  1. ES Says:

    Really, you’ve gotta love the far right. For years, they told us to trust the Republican party. They would keep us safe by conquering Iraq and its WMD’s, and by using “unconventional” interrogation methods – and they would do all this without spending any of the citizens’ hard earned money. Now they exhort us to “look at both sides,” or shrug heir shoulders and comment that all politicians, Democratic and Republican, are worthless anyway. Why, why would anyone listen to them? After all, they’ve been revealed to be spendthrift liars, whose only innovative idea turned out to be torture.
    But I guess PT Barnum was right. There’s a sucker born every minute..

  2. Dick Burns Says:

    ES, you don’t make any sense at all. Come back only when you are coherent.

  3. ES Says:

    Sorry, Dick. I ‘ll try to explain: I believe that the same soullessness that led the far right to support torture, and leads them still to, for instance, promulgate the belief that people who prefer members of the same gender, as partners, are somehow inferior, also leads them to consider such concepts as health care that exists to serve patients, rather than the profit margins of insurance companies, to be godless.
    Was that sentence too long for you? Oh well, maybe I read too many books…

  4. wolfy1 Says:

    The GOP must hate our democratic republic. All they do is whine like children. The Democtrates have 60% of the Congress and a President who was elected by the biggest margin of victory since Reagan. They get to pass laws. If you don’t like our system leave. PLEASE LEAVE.

  5. SOS-DD Says:

    It would be great to hear your thoughts on state nullification on the 2005 Real ID Act and the end run by the states around federal criminalization of marijuana. Both of these federally enacted prohibitions have been gored by more than a few states (over 20+ in the case of Real ID).
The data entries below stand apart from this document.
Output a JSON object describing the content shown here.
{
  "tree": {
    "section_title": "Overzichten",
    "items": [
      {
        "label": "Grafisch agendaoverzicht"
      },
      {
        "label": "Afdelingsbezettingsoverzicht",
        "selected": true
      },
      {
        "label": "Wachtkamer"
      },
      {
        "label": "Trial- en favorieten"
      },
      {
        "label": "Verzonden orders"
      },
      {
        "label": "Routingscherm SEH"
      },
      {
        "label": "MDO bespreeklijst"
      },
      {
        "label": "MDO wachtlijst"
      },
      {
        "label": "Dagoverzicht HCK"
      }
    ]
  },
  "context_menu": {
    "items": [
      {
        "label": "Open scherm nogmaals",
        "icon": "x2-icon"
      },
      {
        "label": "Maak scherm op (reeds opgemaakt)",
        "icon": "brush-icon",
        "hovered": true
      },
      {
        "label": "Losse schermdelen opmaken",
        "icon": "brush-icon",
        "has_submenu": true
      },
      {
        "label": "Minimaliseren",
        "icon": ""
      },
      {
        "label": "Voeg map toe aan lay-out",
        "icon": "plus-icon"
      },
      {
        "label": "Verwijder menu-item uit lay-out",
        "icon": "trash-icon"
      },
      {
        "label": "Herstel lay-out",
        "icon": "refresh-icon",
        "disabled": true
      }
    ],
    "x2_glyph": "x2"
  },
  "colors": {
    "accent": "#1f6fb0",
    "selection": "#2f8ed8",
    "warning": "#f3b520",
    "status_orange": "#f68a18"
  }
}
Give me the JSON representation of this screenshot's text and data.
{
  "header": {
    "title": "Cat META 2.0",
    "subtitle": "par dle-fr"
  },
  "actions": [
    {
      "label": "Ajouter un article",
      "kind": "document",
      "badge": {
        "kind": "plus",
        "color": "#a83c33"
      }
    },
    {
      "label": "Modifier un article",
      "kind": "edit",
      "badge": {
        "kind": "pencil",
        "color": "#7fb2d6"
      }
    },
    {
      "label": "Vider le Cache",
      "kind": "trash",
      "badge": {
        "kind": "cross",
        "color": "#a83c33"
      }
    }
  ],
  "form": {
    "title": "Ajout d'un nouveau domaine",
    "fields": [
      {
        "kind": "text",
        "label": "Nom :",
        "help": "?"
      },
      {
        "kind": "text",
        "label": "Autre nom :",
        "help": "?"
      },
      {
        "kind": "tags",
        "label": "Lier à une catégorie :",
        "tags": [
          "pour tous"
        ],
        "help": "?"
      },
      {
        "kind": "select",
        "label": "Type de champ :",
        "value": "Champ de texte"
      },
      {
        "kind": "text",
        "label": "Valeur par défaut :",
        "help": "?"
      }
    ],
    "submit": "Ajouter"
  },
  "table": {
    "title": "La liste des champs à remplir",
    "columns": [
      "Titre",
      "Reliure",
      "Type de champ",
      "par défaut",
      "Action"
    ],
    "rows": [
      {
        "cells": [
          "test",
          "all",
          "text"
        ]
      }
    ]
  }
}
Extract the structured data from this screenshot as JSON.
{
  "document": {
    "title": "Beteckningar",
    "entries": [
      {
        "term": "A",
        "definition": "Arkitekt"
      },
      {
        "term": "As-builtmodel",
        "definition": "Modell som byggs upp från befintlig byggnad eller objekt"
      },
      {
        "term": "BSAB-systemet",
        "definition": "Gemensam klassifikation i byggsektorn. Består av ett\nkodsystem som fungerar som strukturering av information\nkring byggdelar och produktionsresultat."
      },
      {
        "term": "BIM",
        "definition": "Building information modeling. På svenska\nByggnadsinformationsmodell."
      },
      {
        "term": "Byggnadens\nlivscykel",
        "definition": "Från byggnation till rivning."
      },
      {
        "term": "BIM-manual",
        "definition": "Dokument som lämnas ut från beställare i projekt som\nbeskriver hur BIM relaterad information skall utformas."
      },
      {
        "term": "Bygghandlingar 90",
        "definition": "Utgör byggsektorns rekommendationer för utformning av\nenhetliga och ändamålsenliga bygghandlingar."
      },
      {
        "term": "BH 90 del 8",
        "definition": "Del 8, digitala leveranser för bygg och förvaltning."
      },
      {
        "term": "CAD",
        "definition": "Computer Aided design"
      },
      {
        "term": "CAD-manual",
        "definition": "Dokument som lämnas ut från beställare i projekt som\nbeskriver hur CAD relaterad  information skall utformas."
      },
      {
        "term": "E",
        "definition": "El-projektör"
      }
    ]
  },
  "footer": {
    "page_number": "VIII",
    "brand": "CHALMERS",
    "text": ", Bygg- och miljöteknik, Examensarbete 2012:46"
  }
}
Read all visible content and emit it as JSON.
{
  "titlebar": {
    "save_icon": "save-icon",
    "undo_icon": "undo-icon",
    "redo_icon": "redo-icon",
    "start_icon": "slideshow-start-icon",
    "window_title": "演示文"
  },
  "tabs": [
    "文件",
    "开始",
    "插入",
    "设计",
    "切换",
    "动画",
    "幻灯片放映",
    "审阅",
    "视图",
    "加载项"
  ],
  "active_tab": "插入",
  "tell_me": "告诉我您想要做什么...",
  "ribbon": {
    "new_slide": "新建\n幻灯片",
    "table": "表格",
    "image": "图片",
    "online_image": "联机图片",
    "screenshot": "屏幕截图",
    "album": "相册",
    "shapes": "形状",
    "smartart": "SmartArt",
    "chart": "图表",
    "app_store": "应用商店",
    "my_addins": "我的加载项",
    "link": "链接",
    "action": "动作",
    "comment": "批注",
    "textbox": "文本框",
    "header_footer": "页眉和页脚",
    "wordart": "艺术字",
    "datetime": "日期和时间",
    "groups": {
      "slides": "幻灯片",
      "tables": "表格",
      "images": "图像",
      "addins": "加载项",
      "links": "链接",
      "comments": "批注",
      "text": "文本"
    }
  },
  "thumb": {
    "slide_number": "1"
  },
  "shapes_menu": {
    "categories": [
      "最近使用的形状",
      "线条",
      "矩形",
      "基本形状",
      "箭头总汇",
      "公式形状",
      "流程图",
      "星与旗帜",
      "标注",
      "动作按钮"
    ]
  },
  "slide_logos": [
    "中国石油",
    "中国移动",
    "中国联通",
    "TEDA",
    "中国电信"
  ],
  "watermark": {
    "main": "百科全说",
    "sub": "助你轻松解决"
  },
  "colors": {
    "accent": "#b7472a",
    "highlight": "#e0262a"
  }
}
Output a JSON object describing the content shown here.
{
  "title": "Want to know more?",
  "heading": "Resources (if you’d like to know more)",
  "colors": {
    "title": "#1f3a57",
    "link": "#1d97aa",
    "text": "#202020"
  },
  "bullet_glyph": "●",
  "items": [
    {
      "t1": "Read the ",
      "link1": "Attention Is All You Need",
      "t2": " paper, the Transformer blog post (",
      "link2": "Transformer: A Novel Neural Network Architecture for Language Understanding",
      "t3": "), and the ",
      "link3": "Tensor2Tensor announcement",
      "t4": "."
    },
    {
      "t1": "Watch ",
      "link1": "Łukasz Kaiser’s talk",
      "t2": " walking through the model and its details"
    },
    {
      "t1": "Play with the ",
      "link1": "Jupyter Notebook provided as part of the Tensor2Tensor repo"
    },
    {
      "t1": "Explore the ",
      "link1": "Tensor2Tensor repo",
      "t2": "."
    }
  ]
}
    States can, have, and will brush aside federal regs they don’t feel are in their best interest. No one says there won’t be consequences as a result, but to dismiss nullification outright is somewhat ignorant of many precedents in case law, constitutional law, and reality.

  6. Dick Burns Says:

    Too many non sequiturs in one sentence for me, ES. Yours is an especially warped view of the world, no? What kind of books do you read?